Some farmers at the expo haven’t been in the cash hay business as long as Leduc. But they look at it as a value-added enterprise that can put their labor resource to good use. Eli Landgraf has helped his dad raise hay and work on the dairy farm since he was young. He started his own operation near Jackson, Mo., when he graduated from high school seven years ago.

Like southern Illinois, southern Missouri has been hot and dry this year, resulting in dry hay. Landgraf says this is one of the most difficult challenges in hay production, as growers are in a constant battle with moisture levels to produce high-quality hay. “It goes from too moist to too dry very quickly,” he says.

Quality hay in high demand

Landgraf resides in a prime area for dairy and relies heavily on hay. While he has 100 head of Brown Swiss cows, milking them twice daily, he also provides hay to 25 other dairy farmers in a two-county area, ranging from 80 to 350 cows per farm. “Good hay is in high demand,” he says, noting a drop in supply as a factor. “Everybody’s hay down there is just half of what it should be because of the drought.”

Jay Mayland, from Buffalo Center in northern Iowa, has grown hay for 15 years. “It’s a good cash crop,” he says. He usually devotes 8% to 9% of his land to hay. “You’ve just got to get your market set up.” In Mayland’s case, setting up a market can mean selling hay to people outside the area and sometimes renting land. “We mainly sell our hay to horse people.”

As a custom forage harvester who also does some baling, usually producing small square bales, Mayland attended the expo to see innovations in equipment, especially the new forage harvesters.

Harris is a Wallaces Farmer intern.

Farmers hesitant to sell their hay

Iowa’s hay crop is becoming more valuable — by the day. Pastures have been pretty much burned up in many areas of the Midwest, as dry weather continues this summer. As a result, hay will be in strong demand for the coming year.

That’s Dale Leslein’s reading on the situation. He’s manager of the weekly hay auction market at Dyersville in northeast Iowa.

Traveling through Wisconsin and northeast Iowa, he has seen cows on pasture being fed supplemental hay a lot earlier than usual this summer. The amount of hay being brought to auctions for sale each week in Iowa is down. A lot of the local hay producers say they aren’t going to sell until they get a little further along in the summer and see if they’ll have extra hay to sell. They want to see how big the 2012 hay crop is before they start selling hay.

To keep tabs on weekly hay prices and related information, go to

Growers attending the recent 2012 Farm Progress Hay Expo at Boone in central Iowa say hay is becoming more valuable.

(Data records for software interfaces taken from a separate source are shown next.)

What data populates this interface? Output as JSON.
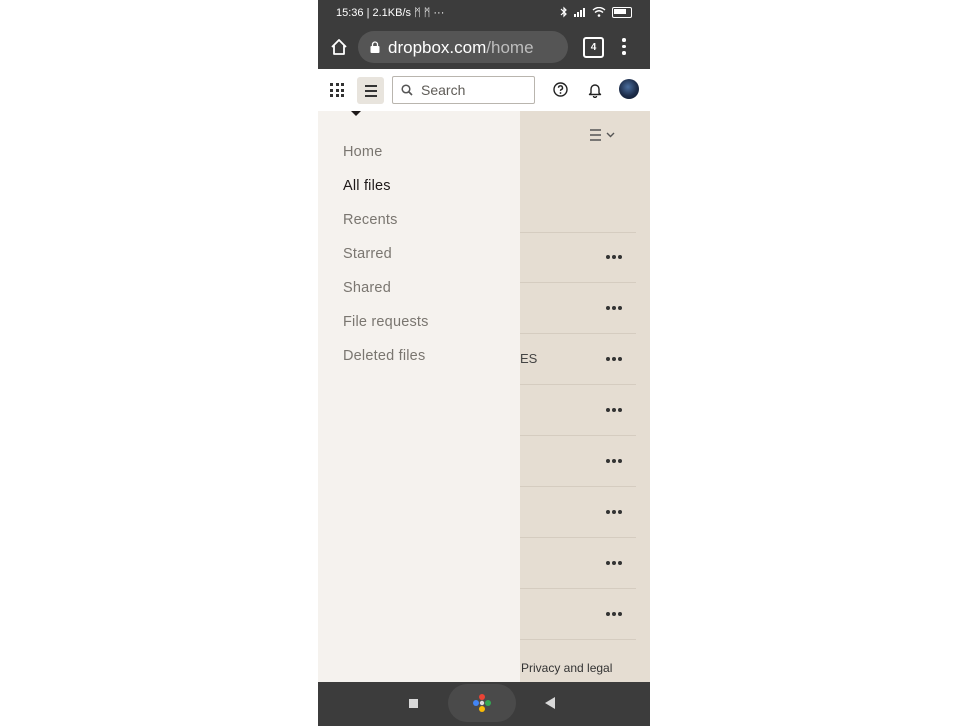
{
  "status_bar": {
    "time_info": "15:36 | 2.1KB/s ᛗ ᛗ ···"
  },
  "browser": {
    "url_domain": "dropbox.com",
    "url_path": "/home",
    "tab_count": "4"
  },
  "header": {
    "search_placeholder": "Search"
  },
  "sidebar": {
    "items": [
      {
        "label": "Home"
      },
      {
        "label": "All files"
      },
      {
        "label": "Recents"
      },
      {
        "label": "Starred"
      },
      {
        "label": "Shared"
      },
      {
        "label": "File requests"
      },
      {
        "label": "Deleted files"
      }
    ],
    "active": "All files"
  },
  "content": {
    "row_fragment": "ES",
    "footer_link": "Privacy and legal"
  },
  "colors": {
    "system_bar": "#3c3c3c",
    "drawer_bg": "#f5f2ee",
    "content_bg": "#e5ddd2",
    "active_text": "#1e1919",
    "inactive_text": "#7a7670"
  },
  "icons": [
    "home-icon",
    "lock-icon",
    "tabs-icon",
    "menu-icon",
    "apps-grid-icon",
    "hamburger-icon",
    "search-icon",
    "help-icon",
    "bell-icon",
    "avatar",
    "view-toggle-icon",
    "more-icon",
    "stop-icon",
    "assistant-icon",
    "back-icon"
  ]
}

Pastures are parched by drought in a large part of the Midwest this summer, and hay production has taken a hit, too.

Hay producer Glen Leduc came from Edwardsville, Ill., to the Hay Expo in Iowa. “We strive to produce quality hay for our dairy customers,” says the southern Illinois grower.

Jay Mayland of Buffalo Center grows hay for horse owners, often reaching outside his local area to sell to that market. “A lot of it goes about 80 miles from home,” he says.

This article published in the July, 2012 edition of WALLACES FARMER.

All rights reserved. Copyright Farm Progress Cos. 2012.